On Nov. 29—Billy Strayhorn’s 103rd birthday—the Library of Congress announced that it has acquired a collection of nearly 18,000 documents belonging to the composer, arranger, and pianist, who worked with Duke Ellington for nearly 30 years and wrote some of the most enduring compositions in jazz, including “Take the ‘A’ Train,” “Lush Life,” and “Chelsea Bridge.”
The collection includes original manuscripts for hundreds of songs, along with lyric sheets, scripts, financial papers, photographs, and contracts. There are also original scores for Strayhorn’s first musical, Fantastic Rhythm, and Jump for Joy, a 1941 musical co-written by Strayhorn and Ellington.
Since 1967, when Strayhorn died from esophageal cancer, the composer’s manuscripts have been in the possession of his family and not available to the general public. The acquisition by the Library of Congress will help ensure that Strayhorn’s work and legacy reaches a wider audience. His materials will be available in the Library of Congress’ Performing Arts Reading Room on Capitol Hill in Washington, D.C.

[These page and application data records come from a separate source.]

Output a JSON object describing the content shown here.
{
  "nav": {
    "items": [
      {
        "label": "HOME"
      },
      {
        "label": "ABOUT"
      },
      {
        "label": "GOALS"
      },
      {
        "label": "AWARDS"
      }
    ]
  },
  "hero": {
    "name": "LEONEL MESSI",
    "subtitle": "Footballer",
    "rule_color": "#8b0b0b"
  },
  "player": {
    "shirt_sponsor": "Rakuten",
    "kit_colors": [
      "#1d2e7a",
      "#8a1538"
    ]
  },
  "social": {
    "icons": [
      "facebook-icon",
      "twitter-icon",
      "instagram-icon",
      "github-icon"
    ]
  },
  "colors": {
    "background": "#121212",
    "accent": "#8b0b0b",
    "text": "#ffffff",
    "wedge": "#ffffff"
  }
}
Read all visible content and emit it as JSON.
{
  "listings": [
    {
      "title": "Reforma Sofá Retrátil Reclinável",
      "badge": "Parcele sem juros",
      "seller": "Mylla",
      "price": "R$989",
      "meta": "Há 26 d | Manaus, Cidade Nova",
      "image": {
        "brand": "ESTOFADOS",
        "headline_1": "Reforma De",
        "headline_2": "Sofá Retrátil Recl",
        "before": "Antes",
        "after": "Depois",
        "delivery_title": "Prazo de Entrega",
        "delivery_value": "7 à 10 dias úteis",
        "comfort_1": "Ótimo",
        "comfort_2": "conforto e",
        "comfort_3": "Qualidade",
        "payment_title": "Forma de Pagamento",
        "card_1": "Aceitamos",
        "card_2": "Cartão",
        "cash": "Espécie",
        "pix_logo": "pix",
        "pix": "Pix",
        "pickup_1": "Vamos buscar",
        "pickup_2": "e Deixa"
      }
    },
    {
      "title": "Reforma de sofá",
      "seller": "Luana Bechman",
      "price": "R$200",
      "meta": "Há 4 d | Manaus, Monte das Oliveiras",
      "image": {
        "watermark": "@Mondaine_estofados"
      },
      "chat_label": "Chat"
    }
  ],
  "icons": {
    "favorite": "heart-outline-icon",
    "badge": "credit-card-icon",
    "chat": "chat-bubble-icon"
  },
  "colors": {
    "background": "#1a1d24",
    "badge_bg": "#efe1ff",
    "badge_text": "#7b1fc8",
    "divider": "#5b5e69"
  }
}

Born in Dayton, Ohio, on Nov. 29, 1915, Strayhorn was raised in Pittsburgh, where he studied classical music. He began working for Ellington in the late 1930s and operated in many ways as the bandleader’s secret weapon, penning some of his most memorable tunes. “It’s a wonderful thing, I mean, to bow after a Billy Strayhorn orchestration,” Ellington once said. “This is one of the things I do best.”
“His contribution to American music since the 1940s has been enormous,” Larry Appelbaum, the Library of Congress Music Division’s jazz specialist, said in a press release.
“The Billy Strayhorn Collection documents the creative work of a musical architect of the highest order who spent most of his adult years working behind the scenes in the shadow and employ of Duke Ellington,” Appelbaum added. “Unlike many other musical geniuses, Strayhorn did not seek the limelight or attention, but scholars, performers, composers and arrangers—for the first time in 50 years—will finally have full public access to someone who added greatly to the brilliance and beauty of 20th-century music.”